The magazine was founded in 1912 by Harriet Monroe, who was working as an art critic of the Chicago Tribune. Contributors include T. S. Eliot, Ezra Pound, Marianne Moore, Charlotte Wilder, Wallace Stevens, H. D., William Carlos Williams, Basil Bunting, Carl Rakosi, Dorothy Richardson, Peter Viereck, Louis Zukofsky, Charles Reznikoff and Carl Sandburg, among others. The magazine was instrumental in launching the Imagist and Objectivist poetic movements.
"The Open Door will be the policy of this magazine—may the great poet we are looking for never find it shut, or half-shut, against his ample genius! To this end the editors hope to keep free from entangling alliances with any single class or school. They desire to print the best English verse which is being written today, regardless of where, by whom, or under what theory of art it is written. Nor will the magazine promise to limit its editorial comments to one set of opinions." — Harriet Monroe, 1912
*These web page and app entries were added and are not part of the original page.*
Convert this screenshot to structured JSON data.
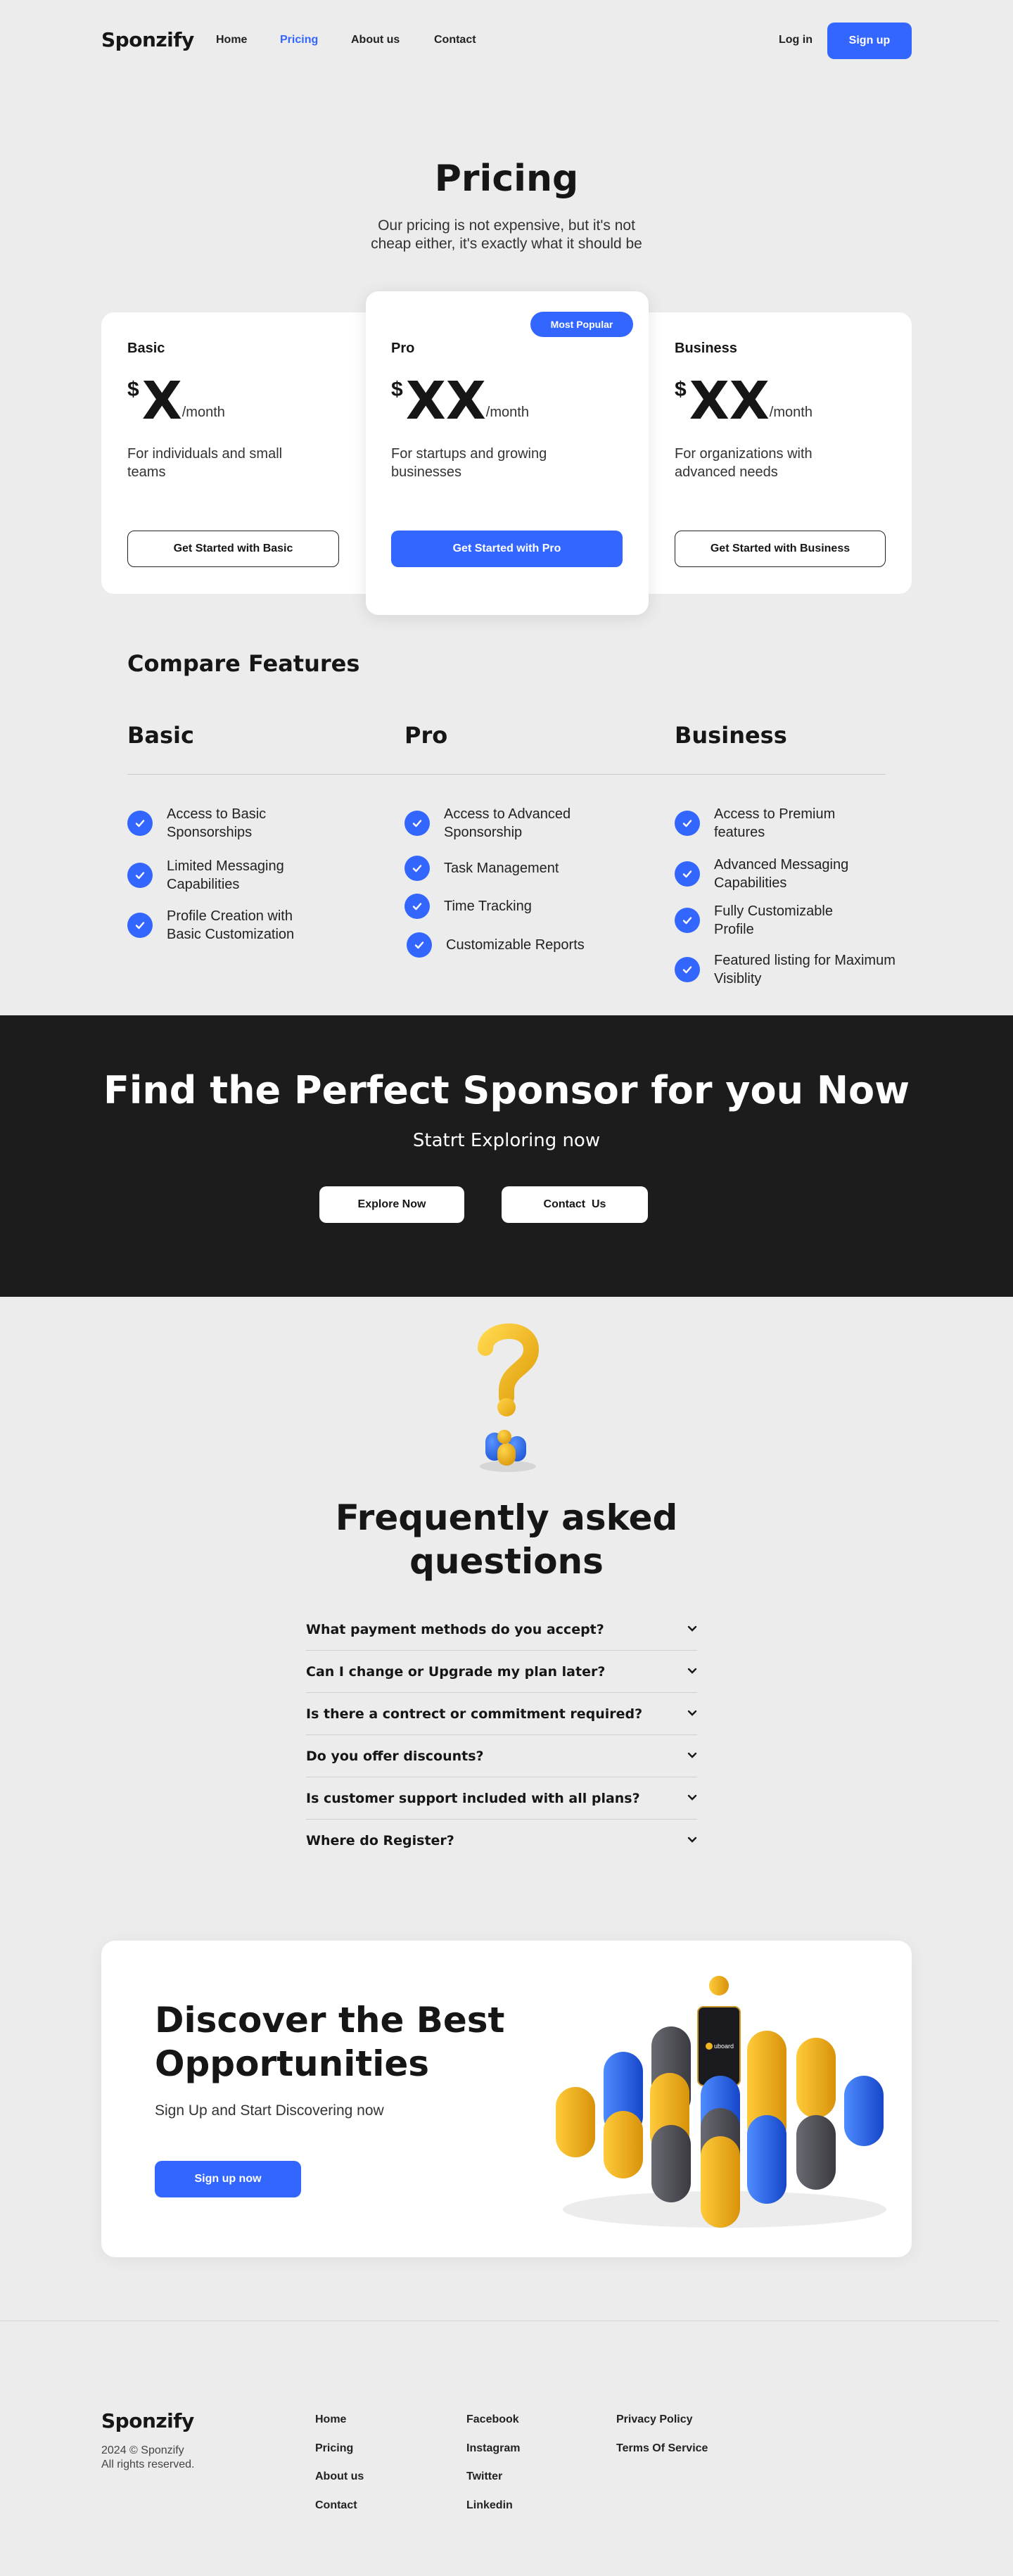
{
  "nav": {
    "logo": "Sponzify",
    "links": [
      "Home",
      "Pricing",
      "About us",
      "Contact"
    ],
    "active": "Pricing",
    "login": "Log in",
    "signup": "Sign up"
  },
  "pricing": {
    "title": "Pricing",
    "subtitle_line1": "Our pricing is not expensive, but it's not",
    "subtitle_line2": "cheap either, it's exactly what it should be",
    "plans": [
      {
        "name": "Basic",
        "currency": "$",
        "amount": "X",
        "period": "/month",
        "desc_line1": "For individuals and small",
        "desc_line2": "teams",
        "cta": "Get Started with Basic"
      },
      {
        "name": "Pro",
        "currency": "$",
        "amount": "XX",
        "period": "/month",
        "desc_line1": "For startups and growing",
        "desc_line2": "businesses",
        "cta": "Get Started with Pro",
        "badge": "Most Popular"
      },
      {
        "name": "Business",
        "currency": "$",
        "amount": "XX",
        "period": "/month",
        "desc_line1": "For organizations with",
        "desc_line2": "advanced needs",
        "cta": "Get Started with Business"
      }
    ]
  },
  "compare": {
    "title": "Compare Features",
    "columns": [
      {
        "title": "Basic",
        "features": [
          [
            "Access to Basic",
            "Sponsorships"
          ],
          [
            "Limited Messaging",
            "Capabilities"
          ],
          [
            "Profile Creation with",
            "Basic Customization"
          ]
        ]
      },
      {
        "title": "Pro",
        "features": [
          [
            "Access to Advanced",
            "Sponsorship"
          ],
          [
            "Task Management",
            ""
          ],
          [
            "Time Tracking",
            ""
          ],
          [
            "Customizable Reports",
            ""
          ]
        ]
      },
      {
        "title": "Business",
        "features": [
          [
            "Access to Premium",
            "features"
          ],
          [
            "Advanced Messaging",
            "Capabilities"
          ],
          [
            "Fully Customizable",
            "Profile"
          ],
          [
            "Featured listing for Maximum",
            "Visiblity"
          ]
        ]
      }
    ]
  },
  "cta": {
    "title": "Find the Perfect Sponsor for you Now",
    "subtitle": "Statrt Exploring now",
    "explore": "Explore Now",
    "contact": "Contact  Us"
  },
  "faq": {
    "title_line1": "Frequently asked",
    "title_line2": "questions",
    "items": [
      "What payment methods do you accept?",
      "Can I change or Upgrade my plan later?",
      "Is there a contrect or commitment required?",
      "Do you offer discounts?",
      "Is customer support included with all plans?",
      "Where do Register?"
    ]
  },
  "discover": {
    "title_line1": "Discover the Best",
    "title_line2": "Opportunities",
    "subtitle": "Sign Up and Start Discovering now",
    "cta": "Sign up now",
    "phone_label": "uboard"
  },
  "footer": {
    "logo": "Sponzify",
    "copy_line1": "2024 © Sponzify",
    "copy_line2": "All rights reserved.",
    "col1": [
      "Home",
      "Pricing",
      "About us",
      "Contact"
    ],
    "col2": [
      "Facebook",
      "Instagram",
      "Twitter",
      "Linkedin"
    ],
    "col3": [
      "Privacy Policy",
      "Terms Of Service"
    ]
  },
  "colors": {
    "accent": "#3366ff",
    "dark": "#1c1c1c",
    "background": "#ececec",
    "yellow": "#f0b41e"
  }
}
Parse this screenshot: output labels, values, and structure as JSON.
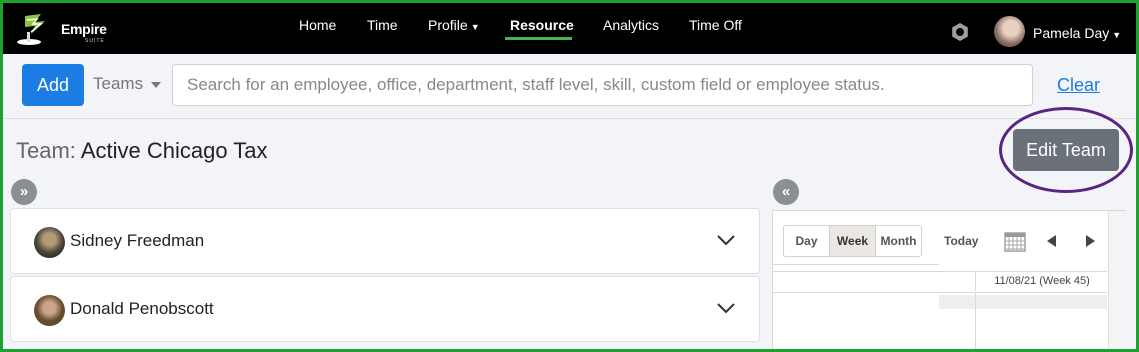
{
  "brand": {
    "name": "Empire",
    "sub": "SUITE"
  },
  "nav": {
    "items": [
      {
        "label": "Home",
        "active": false
      },
      {
        "label": "Time",
        "active": false
      },
      {
        "label": "Profile",
        "active": false,
        "has_caret": true
      },
      {
        "label": "Resource",
        "active": true
      },
      {
        "label": "Analytics",
        "active": false
      },
      {
        "label": "Time Off",
        "active": false
      }
    ],
    "accent_color": "#4caf50"
  },
  "user": {
    "name": "Pamela Day",
    "icon": "avatar"
  },
  "settings_icon": "gear-icon",
  "toolbar": {
    "add_label": "Add",
    "filter_label": "Teams",
    "search_placeholder": "Search for an employee, office, department, staff level, skill, custom field or employee status.",
    "search_value": "",
    "clear_label": "Clear"
  },
  "team": {
    "prefix": "Team:",
    "name": "Active Chicago Tax",
    "edit_label": "Edit Team"
  },
  "panels": {
    "expand_icon": "double-chevron-right-icon",
    "collapse_icon": "double-chevron-left-icon"
  },
  "employees": [
    {
      "name": "Sidney Freedman",
      "icon": "chevron-down-icon"
    },
    {
      "name": "Donald Penobscott",
      "icon": "chevron-down-icon"
    }
  ],
  "calendar": {
    "views": [
      {
        "label": "Day",
        "active": false
      },
      {
        "label": "Week",
        "active": true
      },
      {
        "label": "Month",
        "active": false
      }
    ],
    "today_label": "Today",
    "week_header": "11/08/21 (Week 45)"
  },
  "colors": {
    "frame_border": "#1fa033",
    "primary": "#1b7de3",
    "highlight_ring": "#5b2482",
    "edit_button": "#6b7178"
  }
}
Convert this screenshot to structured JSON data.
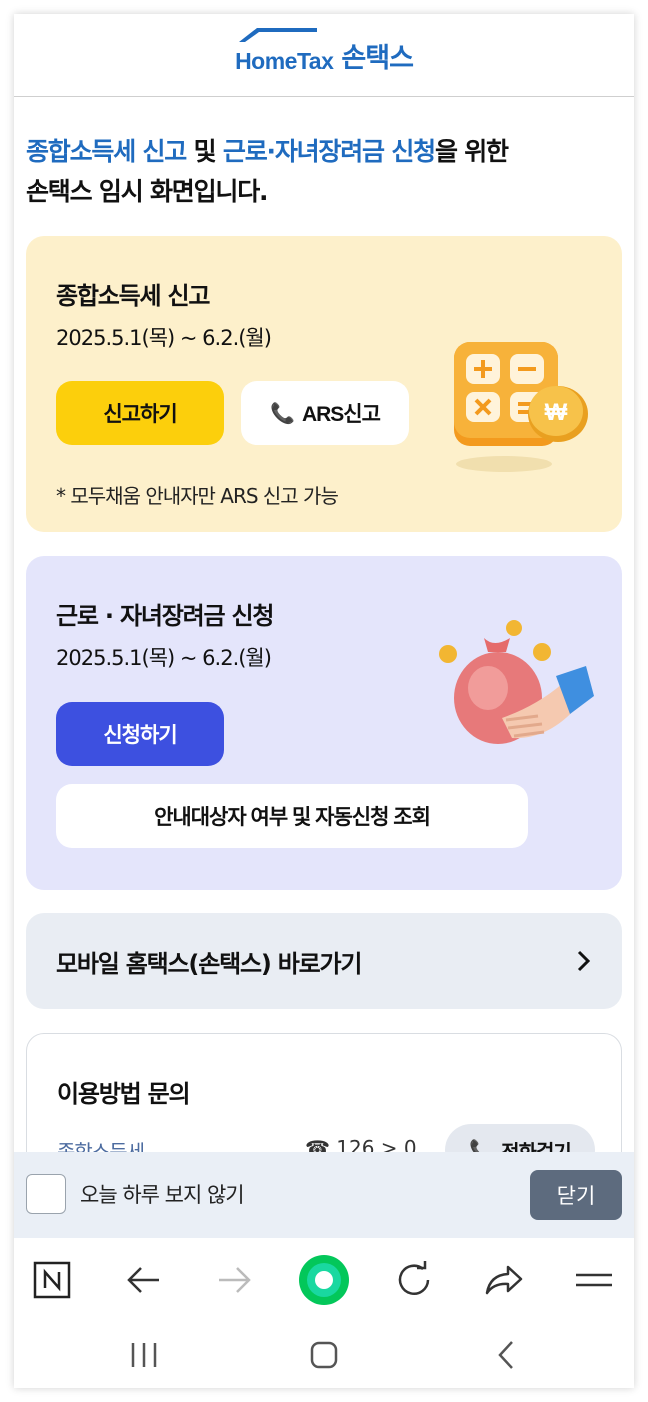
{
  "header": {
    "logo_en": "HomeTax",
    "logo_ko": "손택스"
  },
  "intro": {
    "part1": "종합소득세 신고",
    "part2": " 및 ",
    "part3": "근로·자녀장려금 신청",
    "part4": "을 위한",
    "line2": "손택스 임시 화면입니다."
  },
  "income_tax": {
    "title": "종합소득세 신고",
    "period": "2025.5.1(목) ~ 6.2.(월)",
    "apply_label": "신고하기",
    "ars_label": "ARS신고",
    "note": "* 모두채움 안내자만 ARS 신고 가능"
  },
  "incentive": {
    "title": "근로 · 자녀장려금 신청",
    "period": "2025.5.1(목) ~ 6.2.(월)",
    "request_label": "신청하기",
    "lookup_label": "안내대상자 여부 및 자동신청 조회"
  },
  "shortcut": {
    "label": "모바일 홈택스(손택스) 바로가기"
  },
  "inquiry": {
    "title": "이용방법 문의",
    "row_label": "종합소득세",
    "row_phone": "☎ 126 > 0",
    "call_label": "전화걸기"
  },
  "popup_bar": {
    "dont_show_label": "오늘 하루 보지 않기",
    "close_label": "닫기"
  },
  "colors": {
    "brand_blue": "#1f6bbf",
    "yellow_card": "#fdf0cb",
    "purple_card": "#e4e5fb",
    "apply_yellow": "#fccf0c",
    "request_blue": "#3d50e0",
    "naver_green": "#03c75a"
  },
  "browser_toolbar": [
    "naver-n-icon",
    "back-arrow-icon",
    "forward-arrow-icon",
    "naver-green-icon",
    "reload-icon",
    "share-icon",
    "menu-icon"
  ],
  "system_nav": [
    "recent-apps-icon",
    "home-icon",
    "back-icon"
  ]
}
In 2003, the magazine received a grant from the estate of Ruth Lilly originally said to be worth over $100,000,000, adding to her already substantial prior contributions. The magazine has set up a foundation to disburse funds from this grant.
- Peter Jones (ed.): Imagist Poetry (Penguin, 1972).
- Historical note at the magazine Web site
- Boston Globe article on grant